“I am not trying to contradict my brother but it was time” Lopez says. “He knew it and I knew it. I am not trying to be the guy in here who needs compassion because I don’t need that but I went through a very rough time and my brother has always been there for me. He said ‘Oscar this is going to be very good for you it’s going to turn your life around.’ I realized it was the most important thing for me to come back to music when my brother invited me to play it with him.”

The two scheduled time during last year’s tour of Australia to write the songs that would show up on the new album. On sunny beaches surrounded by their families (Lopez’s son is now 14 months old Keelaghan’s is 21 months) the two traded riffs. “You wanna know what really helped us?” Lopez asks. “The sun was like rain for the brain. It made us feel alive and feel good.”

Long distance relationships can be a challenge. The two often run into each other on the folk fest circuit and Keelaghan figures they see each other about once a month at rehearsals sessions or just going out for dinner. As Lopez says “Somebody told us we are so different they don’t know how this works. The reason that I know why it works is we need each other. We are friends. We love to play music together. We have the same passion the same soul.”

When asked what people think is different enough about the two of them to make them an odd couple they jump over each other to answer. “Oscar is the straight man and I’m the funny guy. That’s obviously the first difference” Keelaghan says.

“I am not trying to contradict but it’s the other way around honey” Lopez responds.

“He’s beef and I’m green curry” Keelaghan shoots back. “I tend to be more direct and Oscar tends to ramble.”

“Hey I’m sorry.
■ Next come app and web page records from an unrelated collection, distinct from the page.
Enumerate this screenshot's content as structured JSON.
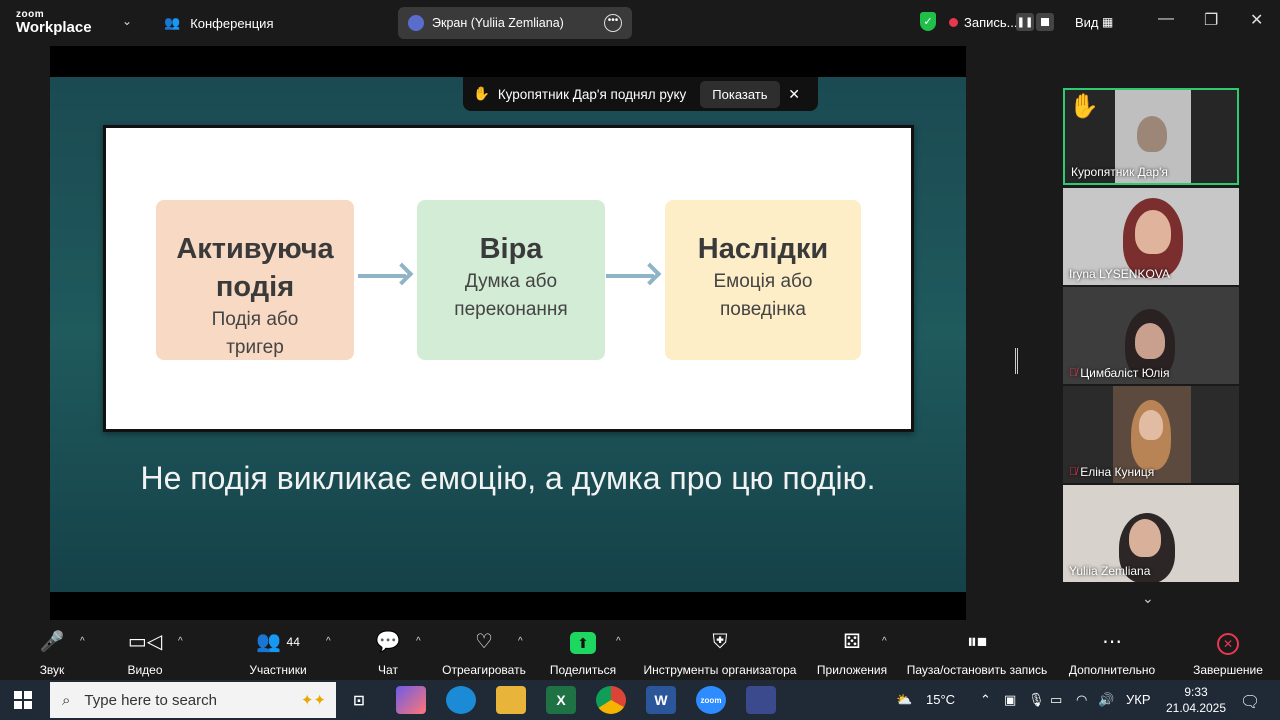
{
  "topbar": {
    "logo_top": "zoom",
    "logo_bottom": "Workplace",
    "conference_label": "Конференция",
    "screen_share_label": "Экран (Yuliia Zemliana)",
    "record_label": "Запись...",
    "view_label": "Вид"
  },
  "notification": {
    "text": "Куропятник Дар'я поднял руку",
    "show_button": "Показать"
  },
  "slide": {
    "box1_title": "Активуюча подія",
    "box1_sub": "Подія або тригер",
    "box2_title": "Віра",
    "box2_sub": "Думка або переконання",
    "box3_title": "Наслідки",
    "box3_sub": "Емоція або поведінка",
    "caption": "Не подія викликає емоцію, а думка про цю подію.",
    "colors": {
      "box1": "#f7d9c4",
      "box2": "#d3ecd6",
      "box3": "#fdeec8"
    }
  },
  "participants": [
    {
      "name": "Куропятник Дар'я",
      "hand_raised": true,
      "muted": false
    },
    {
      "name": "Iryna LYSENKOVA",
      "muted": false
    },
    {
      "name": "Цимбаліст Юлія",
      "muted": true
    },
    {
      "name": "Еліна Куниця",
      "muted": true
    },
    {
      "name": "Yuliia Zemliana",
      "muted": false
    }
  ],
  "toolbar": {
    "audio": "Звук",
    "video": "Видео",
    "participants": "Участники",
    "participants_count": "44",
    "chat": "Чат",
    "react": "Отреагировать",
    "share": "Поделиться",
    "host_tools": "Инструменты организатора",
    "apps": "Приложения",
    "pause_record": "Пауза/остановить запись",
    "more": "Дополнительно",
    "end": "Завершение"
  },
  "taskbar": {
    "search_placeholder": "Type here to search",
    "temperature": "15°C",
    "language": "УКР",
    "time": "9:33",
    "date": "21.04.2025"
  },
  "accent": {
    "green": "#1fbf4a",
    "red": "#e8384f",
    "share_green": "#1ed760"
  }
}
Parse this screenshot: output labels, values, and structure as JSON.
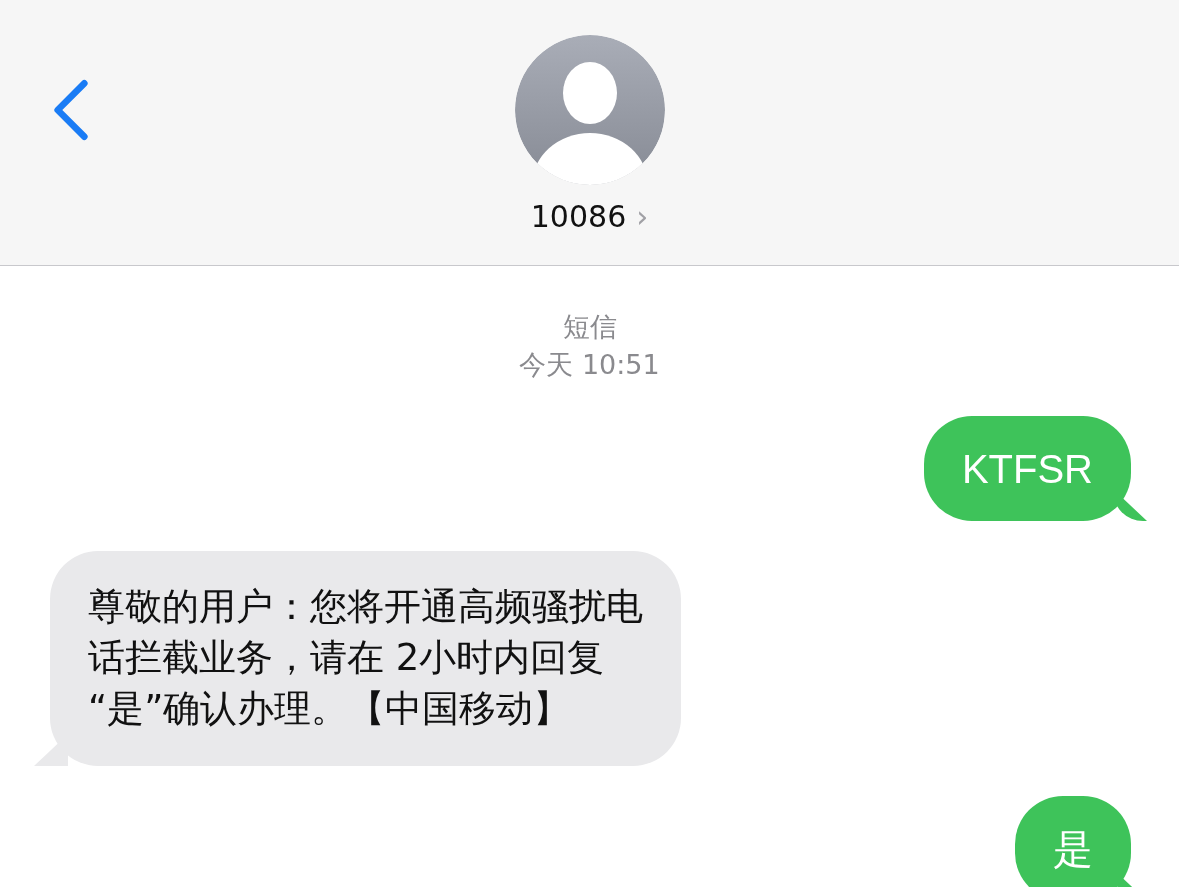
{
  "header": {
    "contact": "10086",
    "disclosure": "›"
  },
  "info": {
    "service": "短信",
    "timestamp": "今天 10:51"
  },
  "messages": [
    {
      "kind": "sent",
      "lines": [
        "KTFSR"
      ]
    },
    {
      "kind": "received",
      "lines": [
        "尊敬的用户：您将开通高频骚扰电",
        "话拦截业务，请在 2小时内回复",
        "“是”确认办理。【中国移动】"
      ]
    },
    {
      "kind": "sent",
      "lines": [
        "是"
      ]
    }
  ]
}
This is a tough crowd” Lopez mocks. “Are you still there Mary-Lynn?”

“She’s starting to drift off Oscar.”

“I don’t care. I’m gonna keep talking on the phone.”